In connection with the proceedings the German court made a request to the CJEU for a so-called preliminary ruling. The German court wanted to know whether a director, who did not hold any shares in the company, and whether a trainee, who did not receive any salary from the company, fell within the category of “workers” in the Collective Redundancy Directive. Under German law the two roles were, in principle, not included in the concept of “worker”.
Opinion of the CJEU
As one of its first points, the CJEU stated that the concept of ”worker” should be given an autonomous and independent meaning in the EU legal order so that the protection of workers is not undermined by national definitions which limit the concept. The very aim of the directive is to protect workers in collective redundancy situations and the worker concept must therefore not be restrictively interpreted.
The CJEU furthermore held that the concept of “worker” must be defined in accordance with objective criteria which distinguish the employment relationship by reference to the rights and duties of the persons concerned. The obligations in an employment relationship are characterised by the fact that a person will, for a certain period of time, perform services for and under the direction of another person in return for which he receives remuneration.
As regards the director, the CJEU emphasised that he was appointed by the general meeting of shareholders which could, at any time, dismiss him and that the director received remuneration for his work. In addition to this, he was subject to the direction and supervision of the general meeting of shareholders and he was therefore in a relationship of subordination. Furthermore, the director did not own any shares in the company. Against this background, the CJEU held that the director should be taken into account in the calculation of the redundant employees.
Finally, the CJEU held that the trainee was also included in the concept of “worker”, as the traineeship was undertaken under the same terms as those for other workers.
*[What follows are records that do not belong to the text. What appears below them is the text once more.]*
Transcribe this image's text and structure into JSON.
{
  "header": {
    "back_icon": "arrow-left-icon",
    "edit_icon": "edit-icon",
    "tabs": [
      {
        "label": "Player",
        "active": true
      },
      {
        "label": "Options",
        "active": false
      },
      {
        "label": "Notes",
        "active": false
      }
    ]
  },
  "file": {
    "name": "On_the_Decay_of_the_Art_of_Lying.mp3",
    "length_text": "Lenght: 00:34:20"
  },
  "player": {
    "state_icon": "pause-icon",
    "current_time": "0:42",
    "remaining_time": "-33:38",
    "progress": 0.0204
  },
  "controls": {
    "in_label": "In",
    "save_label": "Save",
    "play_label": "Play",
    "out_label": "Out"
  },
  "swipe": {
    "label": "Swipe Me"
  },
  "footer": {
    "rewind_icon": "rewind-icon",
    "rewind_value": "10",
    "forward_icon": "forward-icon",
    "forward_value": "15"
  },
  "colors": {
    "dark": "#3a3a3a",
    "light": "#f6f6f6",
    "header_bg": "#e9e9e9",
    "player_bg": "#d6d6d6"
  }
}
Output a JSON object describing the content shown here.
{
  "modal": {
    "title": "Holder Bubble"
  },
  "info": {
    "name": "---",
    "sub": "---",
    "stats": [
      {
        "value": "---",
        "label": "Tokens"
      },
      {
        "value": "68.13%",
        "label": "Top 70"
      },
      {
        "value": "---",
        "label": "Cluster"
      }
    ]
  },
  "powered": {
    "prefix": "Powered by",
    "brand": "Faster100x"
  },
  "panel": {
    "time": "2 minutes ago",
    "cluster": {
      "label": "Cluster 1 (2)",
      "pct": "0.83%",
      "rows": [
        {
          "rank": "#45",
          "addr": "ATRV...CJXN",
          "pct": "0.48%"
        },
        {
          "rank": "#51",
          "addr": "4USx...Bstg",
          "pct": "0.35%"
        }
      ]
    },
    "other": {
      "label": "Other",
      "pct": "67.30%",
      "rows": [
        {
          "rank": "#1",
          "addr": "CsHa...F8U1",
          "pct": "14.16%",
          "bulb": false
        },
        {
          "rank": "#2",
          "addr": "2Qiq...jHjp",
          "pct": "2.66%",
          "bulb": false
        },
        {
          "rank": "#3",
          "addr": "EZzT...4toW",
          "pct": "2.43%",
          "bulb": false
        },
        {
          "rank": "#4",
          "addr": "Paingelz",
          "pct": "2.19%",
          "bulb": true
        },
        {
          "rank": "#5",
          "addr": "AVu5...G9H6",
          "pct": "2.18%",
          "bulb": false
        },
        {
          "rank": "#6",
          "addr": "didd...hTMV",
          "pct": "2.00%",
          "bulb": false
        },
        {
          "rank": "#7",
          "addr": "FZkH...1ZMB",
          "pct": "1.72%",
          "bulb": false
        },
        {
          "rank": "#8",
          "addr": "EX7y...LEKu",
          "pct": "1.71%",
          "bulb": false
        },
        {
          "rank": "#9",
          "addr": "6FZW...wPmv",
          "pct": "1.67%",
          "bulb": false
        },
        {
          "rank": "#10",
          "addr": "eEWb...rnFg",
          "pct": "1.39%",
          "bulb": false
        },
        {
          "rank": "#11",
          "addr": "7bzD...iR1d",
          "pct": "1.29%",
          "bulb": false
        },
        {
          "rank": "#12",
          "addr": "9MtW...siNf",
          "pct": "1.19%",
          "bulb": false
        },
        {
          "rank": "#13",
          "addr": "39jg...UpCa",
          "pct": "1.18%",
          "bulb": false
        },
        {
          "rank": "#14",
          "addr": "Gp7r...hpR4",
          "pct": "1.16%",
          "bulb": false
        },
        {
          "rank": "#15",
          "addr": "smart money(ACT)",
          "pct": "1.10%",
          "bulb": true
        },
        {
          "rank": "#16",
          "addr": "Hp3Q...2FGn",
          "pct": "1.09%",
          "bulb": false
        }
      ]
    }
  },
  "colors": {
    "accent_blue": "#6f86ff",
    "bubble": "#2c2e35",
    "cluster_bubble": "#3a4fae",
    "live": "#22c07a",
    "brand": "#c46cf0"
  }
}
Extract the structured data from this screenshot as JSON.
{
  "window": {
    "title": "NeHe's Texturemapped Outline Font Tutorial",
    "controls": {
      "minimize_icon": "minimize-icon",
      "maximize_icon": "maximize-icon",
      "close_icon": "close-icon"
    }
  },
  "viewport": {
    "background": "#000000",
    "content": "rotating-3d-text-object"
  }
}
In this connection, it was irrelevant whether the remuneration was paid by the company or whether it was financed through public grants.
The judgment shows that the EU concept of “worker” must be construed widely and that directors and trainees can be included in the concept. The Collective Dismissals Act is based on the Collective Redundancy Directive and the Act must therefore be interpreted in accordance with the CJEU’s decision.
This means that any companies contemplating collective redundancies should consider whether, by way of example, their directors or managers employed in similar roles – and who traditionally have not been considered as “workers “ under collective redundancy rules – should now, after all, be included in the calculation of employed workers. Whether this is the case will depend on the director’s actual employment terms, including his or her degree of autonomy, and not least whether the director also owns shares in the company.
The “worker” concept is furthermore also used in a number of other Acts based on EU rules. The CJEU’s demarcation of the concept can therefore also have an impact on not just the interpretation of the Collective Dismissals Act, but also on other Danish legislation which is based on EU rules.